### Supplied material
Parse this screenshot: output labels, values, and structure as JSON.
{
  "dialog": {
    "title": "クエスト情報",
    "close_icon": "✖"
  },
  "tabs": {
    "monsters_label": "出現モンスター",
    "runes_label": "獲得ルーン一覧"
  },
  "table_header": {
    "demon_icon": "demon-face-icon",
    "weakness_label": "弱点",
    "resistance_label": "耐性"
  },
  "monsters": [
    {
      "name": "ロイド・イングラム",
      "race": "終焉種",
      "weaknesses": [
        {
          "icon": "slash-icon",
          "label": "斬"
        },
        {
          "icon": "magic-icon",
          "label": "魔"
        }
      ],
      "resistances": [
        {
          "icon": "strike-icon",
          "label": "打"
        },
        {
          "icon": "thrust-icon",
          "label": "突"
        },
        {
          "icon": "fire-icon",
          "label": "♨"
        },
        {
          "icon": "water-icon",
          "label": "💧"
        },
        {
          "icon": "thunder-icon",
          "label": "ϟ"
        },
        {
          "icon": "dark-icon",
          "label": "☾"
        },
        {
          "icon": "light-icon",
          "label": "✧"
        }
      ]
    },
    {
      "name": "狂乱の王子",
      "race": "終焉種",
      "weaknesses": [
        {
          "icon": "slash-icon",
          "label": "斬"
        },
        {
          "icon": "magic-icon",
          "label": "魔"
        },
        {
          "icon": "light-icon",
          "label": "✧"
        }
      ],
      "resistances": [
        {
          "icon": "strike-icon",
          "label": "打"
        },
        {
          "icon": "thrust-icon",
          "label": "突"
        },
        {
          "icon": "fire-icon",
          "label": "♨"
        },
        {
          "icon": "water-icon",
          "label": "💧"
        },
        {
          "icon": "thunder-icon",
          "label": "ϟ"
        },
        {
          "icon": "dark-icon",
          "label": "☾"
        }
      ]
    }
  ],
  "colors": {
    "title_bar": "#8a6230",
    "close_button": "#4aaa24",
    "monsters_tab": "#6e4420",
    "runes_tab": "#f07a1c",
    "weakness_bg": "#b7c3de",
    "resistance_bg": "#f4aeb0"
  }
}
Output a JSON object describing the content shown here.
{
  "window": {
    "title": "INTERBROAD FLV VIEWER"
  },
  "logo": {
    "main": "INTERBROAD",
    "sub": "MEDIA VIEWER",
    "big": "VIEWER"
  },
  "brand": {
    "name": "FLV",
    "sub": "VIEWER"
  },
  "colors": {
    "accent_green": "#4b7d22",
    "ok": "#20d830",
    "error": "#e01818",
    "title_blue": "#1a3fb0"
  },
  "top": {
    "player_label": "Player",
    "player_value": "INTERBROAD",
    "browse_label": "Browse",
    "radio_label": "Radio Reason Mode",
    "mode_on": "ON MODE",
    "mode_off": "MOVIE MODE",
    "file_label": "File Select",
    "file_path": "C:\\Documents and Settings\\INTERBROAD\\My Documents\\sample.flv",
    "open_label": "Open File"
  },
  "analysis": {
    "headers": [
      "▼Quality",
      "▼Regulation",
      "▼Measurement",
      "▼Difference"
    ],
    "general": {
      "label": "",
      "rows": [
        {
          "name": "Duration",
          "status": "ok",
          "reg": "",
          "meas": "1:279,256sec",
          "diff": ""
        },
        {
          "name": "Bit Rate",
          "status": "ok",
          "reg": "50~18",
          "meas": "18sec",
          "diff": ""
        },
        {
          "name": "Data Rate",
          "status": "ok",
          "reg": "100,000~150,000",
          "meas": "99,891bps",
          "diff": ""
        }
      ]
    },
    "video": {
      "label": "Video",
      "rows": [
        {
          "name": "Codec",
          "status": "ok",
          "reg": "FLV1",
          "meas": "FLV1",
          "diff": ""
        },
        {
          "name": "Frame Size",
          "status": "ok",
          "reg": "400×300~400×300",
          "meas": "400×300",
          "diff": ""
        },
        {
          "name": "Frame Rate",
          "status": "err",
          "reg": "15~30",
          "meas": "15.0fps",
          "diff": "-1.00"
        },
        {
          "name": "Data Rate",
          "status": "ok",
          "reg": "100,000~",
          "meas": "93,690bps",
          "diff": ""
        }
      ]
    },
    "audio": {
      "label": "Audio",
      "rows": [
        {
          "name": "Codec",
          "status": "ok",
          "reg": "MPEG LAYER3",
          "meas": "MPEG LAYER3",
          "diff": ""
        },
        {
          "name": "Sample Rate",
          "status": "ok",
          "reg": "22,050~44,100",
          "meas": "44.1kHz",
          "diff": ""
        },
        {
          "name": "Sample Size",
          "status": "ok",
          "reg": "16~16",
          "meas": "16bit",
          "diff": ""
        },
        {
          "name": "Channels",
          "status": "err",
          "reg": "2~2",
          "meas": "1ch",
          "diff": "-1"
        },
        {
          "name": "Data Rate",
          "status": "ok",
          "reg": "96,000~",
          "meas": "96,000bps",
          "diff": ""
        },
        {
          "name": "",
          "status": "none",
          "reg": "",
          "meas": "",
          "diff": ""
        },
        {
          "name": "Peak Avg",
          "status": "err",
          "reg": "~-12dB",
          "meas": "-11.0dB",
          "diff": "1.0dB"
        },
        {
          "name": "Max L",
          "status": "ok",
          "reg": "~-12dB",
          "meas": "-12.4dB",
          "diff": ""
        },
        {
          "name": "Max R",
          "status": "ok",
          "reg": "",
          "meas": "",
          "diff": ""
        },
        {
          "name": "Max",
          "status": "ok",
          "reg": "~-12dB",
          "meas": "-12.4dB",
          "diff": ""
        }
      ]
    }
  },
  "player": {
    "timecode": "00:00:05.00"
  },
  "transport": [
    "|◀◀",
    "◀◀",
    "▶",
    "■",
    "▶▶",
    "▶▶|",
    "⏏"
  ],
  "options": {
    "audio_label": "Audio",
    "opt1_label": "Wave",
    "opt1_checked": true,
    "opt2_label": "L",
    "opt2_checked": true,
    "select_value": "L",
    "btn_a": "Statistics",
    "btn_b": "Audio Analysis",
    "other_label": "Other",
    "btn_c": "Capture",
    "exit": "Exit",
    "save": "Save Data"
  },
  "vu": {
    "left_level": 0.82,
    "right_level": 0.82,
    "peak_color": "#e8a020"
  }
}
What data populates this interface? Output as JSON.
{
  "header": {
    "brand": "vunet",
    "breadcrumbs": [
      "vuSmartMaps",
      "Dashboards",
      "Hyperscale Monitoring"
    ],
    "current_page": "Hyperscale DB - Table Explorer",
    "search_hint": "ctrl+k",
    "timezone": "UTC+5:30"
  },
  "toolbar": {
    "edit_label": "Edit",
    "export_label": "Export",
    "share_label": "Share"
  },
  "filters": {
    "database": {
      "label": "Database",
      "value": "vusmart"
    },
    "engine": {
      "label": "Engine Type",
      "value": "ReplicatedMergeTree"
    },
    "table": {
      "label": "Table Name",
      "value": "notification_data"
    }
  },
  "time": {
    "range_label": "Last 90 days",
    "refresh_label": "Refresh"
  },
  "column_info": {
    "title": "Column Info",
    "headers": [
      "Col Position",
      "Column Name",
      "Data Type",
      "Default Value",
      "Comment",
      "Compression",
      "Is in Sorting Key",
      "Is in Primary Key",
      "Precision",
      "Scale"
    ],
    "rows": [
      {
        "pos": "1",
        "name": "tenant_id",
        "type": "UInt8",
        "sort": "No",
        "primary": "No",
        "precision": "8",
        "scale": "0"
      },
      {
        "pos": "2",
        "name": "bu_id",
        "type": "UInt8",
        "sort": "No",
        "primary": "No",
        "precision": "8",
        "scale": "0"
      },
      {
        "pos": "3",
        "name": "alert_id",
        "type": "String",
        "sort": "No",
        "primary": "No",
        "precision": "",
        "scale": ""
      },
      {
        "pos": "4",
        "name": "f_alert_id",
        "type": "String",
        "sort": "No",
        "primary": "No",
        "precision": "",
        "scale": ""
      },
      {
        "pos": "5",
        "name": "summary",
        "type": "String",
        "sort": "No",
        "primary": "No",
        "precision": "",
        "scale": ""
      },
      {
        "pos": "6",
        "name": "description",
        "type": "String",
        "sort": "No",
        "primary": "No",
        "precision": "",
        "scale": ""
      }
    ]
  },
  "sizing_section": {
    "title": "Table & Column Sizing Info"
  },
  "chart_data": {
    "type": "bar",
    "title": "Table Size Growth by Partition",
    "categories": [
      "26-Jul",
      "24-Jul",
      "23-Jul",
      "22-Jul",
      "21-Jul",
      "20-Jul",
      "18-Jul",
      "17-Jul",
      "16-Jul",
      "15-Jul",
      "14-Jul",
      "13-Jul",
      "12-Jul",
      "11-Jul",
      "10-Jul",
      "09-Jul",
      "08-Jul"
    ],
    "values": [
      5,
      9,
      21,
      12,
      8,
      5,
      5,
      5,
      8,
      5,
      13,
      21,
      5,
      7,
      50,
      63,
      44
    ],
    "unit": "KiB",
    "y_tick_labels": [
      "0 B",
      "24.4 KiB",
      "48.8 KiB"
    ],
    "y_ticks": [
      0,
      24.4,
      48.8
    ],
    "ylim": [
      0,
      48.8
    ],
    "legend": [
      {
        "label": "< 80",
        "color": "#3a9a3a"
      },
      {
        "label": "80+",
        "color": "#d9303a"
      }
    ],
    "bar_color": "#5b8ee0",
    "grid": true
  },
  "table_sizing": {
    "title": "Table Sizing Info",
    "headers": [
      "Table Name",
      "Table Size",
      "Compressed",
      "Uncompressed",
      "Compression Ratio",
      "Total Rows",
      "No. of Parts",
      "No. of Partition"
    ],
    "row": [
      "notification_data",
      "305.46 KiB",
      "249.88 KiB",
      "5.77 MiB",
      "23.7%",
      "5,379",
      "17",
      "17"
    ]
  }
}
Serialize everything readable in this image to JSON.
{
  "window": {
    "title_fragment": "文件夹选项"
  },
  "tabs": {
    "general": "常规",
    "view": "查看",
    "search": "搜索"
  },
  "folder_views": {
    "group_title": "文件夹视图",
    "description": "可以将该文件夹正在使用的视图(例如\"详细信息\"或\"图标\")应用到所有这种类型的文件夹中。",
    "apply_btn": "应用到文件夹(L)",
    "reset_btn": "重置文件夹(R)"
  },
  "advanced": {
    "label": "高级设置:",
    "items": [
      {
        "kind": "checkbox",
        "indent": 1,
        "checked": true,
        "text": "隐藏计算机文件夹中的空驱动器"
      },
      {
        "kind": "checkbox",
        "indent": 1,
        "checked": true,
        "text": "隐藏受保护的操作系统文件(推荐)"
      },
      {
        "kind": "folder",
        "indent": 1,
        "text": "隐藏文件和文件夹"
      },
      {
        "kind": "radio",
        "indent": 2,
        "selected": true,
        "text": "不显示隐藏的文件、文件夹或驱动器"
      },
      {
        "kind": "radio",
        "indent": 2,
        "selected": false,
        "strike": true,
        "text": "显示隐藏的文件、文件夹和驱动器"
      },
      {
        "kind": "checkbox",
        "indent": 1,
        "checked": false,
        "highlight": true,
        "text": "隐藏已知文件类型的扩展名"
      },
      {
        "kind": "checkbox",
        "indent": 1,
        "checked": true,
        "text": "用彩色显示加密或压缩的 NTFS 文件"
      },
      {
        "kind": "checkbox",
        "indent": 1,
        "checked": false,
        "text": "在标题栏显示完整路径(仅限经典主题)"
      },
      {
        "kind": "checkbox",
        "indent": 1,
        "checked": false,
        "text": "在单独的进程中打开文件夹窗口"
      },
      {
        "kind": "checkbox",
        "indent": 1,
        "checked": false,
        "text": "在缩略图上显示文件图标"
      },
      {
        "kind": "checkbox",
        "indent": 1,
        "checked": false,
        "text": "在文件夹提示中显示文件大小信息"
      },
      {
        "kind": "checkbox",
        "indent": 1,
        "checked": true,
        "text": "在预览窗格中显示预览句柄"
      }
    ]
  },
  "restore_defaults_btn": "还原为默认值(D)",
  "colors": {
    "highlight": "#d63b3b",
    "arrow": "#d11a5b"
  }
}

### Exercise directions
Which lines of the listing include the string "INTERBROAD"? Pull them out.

### Problem solution
    "title": "INTERBROAD FLV VIEWER"
    "main": "INTERBROAD",
    "player_value": "INTERBROAD",
    "file_path": "C:\\Documents and Settings\\INTERBROAD\\My Documents\\sample.flv",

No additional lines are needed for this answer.